→ **Task directions**: Go through the lines below, tally those that include the word "Clipboard", and give only the tally.

#### Study material ####

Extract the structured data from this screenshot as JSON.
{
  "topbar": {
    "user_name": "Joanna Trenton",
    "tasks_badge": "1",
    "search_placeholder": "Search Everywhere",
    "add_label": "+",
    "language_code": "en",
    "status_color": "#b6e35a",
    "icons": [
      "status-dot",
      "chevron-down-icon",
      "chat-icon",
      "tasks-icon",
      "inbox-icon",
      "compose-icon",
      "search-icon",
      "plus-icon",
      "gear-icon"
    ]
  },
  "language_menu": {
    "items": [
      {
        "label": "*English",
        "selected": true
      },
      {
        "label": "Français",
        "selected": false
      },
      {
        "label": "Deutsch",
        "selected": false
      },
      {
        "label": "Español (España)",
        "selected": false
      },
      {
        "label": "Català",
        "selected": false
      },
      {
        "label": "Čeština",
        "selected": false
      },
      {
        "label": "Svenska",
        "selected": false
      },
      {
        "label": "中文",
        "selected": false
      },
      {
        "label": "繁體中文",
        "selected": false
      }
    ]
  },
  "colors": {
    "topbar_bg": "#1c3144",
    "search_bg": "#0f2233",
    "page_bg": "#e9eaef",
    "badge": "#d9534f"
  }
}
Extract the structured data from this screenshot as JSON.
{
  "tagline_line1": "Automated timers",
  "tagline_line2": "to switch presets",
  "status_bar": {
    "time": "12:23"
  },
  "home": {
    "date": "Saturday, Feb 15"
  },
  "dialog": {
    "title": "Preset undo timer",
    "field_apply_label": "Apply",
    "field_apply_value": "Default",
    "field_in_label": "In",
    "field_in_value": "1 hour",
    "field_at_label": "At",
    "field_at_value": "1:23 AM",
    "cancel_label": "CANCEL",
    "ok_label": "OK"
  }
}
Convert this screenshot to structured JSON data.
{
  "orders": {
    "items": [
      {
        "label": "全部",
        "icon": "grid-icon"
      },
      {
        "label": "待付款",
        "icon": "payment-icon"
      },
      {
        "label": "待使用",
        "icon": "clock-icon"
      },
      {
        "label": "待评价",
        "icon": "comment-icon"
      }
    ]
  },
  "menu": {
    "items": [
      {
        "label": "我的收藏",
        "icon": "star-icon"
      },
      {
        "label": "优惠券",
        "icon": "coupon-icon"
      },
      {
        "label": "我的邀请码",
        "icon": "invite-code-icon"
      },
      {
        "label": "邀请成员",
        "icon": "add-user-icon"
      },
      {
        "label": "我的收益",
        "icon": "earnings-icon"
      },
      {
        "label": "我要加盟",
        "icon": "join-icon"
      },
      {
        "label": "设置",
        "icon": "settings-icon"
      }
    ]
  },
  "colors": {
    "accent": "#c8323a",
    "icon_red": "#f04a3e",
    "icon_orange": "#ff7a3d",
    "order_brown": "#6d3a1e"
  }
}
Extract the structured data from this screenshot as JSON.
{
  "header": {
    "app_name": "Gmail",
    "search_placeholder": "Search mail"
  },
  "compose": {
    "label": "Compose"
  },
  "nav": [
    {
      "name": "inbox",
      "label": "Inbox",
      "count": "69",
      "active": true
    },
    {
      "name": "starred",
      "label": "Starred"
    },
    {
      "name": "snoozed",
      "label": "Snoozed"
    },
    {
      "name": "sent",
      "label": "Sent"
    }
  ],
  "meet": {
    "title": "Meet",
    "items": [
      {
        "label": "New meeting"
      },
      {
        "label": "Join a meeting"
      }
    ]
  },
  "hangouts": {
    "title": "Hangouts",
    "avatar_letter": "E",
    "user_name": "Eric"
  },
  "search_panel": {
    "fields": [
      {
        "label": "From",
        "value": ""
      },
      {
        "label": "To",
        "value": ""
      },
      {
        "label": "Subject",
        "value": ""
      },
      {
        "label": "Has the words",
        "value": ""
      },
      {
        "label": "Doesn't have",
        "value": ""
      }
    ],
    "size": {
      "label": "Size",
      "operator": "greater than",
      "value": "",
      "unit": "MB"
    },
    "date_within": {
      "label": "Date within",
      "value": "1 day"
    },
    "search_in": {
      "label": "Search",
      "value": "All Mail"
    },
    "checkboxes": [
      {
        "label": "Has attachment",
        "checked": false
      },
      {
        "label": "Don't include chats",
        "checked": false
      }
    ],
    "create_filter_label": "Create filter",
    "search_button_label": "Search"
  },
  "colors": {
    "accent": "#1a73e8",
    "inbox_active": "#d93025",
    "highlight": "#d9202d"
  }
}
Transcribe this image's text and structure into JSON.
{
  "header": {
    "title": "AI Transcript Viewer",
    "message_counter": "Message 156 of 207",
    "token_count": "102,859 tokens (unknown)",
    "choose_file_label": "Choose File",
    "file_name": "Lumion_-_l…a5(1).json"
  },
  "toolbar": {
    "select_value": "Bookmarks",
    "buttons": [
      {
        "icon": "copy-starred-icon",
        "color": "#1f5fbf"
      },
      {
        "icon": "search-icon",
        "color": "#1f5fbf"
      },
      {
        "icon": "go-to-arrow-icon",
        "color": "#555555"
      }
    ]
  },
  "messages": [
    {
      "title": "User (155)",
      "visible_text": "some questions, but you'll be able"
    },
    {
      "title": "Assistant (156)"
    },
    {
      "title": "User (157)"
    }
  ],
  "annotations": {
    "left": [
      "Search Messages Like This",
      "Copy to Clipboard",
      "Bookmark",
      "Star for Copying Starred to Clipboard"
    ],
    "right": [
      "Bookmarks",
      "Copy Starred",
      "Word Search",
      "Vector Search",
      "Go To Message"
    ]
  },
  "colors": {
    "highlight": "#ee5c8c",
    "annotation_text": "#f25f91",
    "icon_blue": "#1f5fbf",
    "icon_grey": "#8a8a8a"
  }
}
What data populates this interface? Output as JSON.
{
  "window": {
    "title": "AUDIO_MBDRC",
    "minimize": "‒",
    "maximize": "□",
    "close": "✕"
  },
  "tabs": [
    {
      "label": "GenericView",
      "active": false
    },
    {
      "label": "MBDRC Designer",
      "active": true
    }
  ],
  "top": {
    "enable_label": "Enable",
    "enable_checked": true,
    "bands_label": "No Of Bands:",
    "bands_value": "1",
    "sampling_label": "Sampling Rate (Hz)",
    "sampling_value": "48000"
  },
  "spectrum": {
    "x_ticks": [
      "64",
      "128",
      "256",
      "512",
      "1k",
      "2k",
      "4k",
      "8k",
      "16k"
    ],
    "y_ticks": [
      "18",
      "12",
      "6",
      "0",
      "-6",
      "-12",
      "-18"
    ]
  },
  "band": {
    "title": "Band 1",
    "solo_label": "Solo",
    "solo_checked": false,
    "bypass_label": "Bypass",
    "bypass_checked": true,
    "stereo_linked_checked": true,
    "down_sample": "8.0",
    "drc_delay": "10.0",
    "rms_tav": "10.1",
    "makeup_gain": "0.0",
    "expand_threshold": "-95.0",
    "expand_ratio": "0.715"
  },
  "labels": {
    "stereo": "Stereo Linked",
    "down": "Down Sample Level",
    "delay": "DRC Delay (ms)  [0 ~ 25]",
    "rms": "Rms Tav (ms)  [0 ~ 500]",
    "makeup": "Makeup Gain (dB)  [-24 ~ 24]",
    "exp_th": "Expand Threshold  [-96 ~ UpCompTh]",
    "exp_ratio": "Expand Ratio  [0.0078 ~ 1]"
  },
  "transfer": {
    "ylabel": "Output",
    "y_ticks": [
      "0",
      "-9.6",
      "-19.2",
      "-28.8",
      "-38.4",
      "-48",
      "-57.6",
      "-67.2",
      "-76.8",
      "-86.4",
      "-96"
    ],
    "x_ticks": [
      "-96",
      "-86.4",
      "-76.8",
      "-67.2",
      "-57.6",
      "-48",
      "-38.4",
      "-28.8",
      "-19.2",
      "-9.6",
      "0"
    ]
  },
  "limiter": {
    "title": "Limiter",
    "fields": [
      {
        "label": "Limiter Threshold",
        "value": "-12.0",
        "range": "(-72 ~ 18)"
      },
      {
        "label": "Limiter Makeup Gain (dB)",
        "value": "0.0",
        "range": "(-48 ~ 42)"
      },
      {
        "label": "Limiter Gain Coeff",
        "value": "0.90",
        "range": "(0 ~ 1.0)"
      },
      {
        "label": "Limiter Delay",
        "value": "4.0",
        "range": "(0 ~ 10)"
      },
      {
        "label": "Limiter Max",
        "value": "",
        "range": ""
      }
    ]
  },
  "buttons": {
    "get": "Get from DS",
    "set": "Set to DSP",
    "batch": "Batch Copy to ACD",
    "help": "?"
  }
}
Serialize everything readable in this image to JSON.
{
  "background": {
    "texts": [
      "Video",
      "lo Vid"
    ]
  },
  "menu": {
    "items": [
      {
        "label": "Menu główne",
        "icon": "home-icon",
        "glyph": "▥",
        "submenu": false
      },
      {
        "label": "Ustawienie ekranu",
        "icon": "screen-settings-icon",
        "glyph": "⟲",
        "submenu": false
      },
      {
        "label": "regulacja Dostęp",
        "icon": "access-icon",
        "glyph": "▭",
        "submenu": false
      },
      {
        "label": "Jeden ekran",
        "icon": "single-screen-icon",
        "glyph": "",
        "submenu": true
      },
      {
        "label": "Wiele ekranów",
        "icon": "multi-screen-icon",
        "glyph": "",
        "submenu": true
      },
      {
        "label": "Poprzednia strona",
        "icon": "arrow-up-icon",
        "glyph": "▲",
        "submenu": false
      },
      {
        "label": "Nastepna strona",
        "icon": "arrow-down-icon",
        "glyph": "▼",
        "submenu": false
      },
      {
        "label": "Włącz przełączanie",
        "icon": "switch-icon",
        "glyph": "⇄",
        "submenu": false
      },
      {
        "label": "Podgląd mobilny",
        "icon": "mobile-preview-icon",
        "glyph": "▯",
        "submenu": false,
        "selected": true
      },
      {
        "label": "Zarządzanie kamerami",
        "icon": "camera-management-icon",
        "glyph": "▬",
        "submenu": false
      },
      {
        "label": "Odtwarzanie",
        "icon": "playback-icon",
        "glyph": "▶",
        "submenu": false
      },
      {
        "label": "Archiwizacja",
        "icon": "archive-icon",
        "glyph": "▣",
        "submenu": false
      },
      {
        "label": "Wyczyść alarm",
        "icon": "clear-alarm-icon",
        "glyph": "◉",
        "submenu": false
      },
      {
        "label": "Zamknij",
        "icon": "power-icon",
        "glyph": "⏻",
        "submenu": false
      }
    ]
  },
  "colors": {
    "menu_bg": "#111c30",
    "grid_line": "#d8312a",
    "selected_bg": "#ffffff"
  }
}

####

→ **Finished task**: 2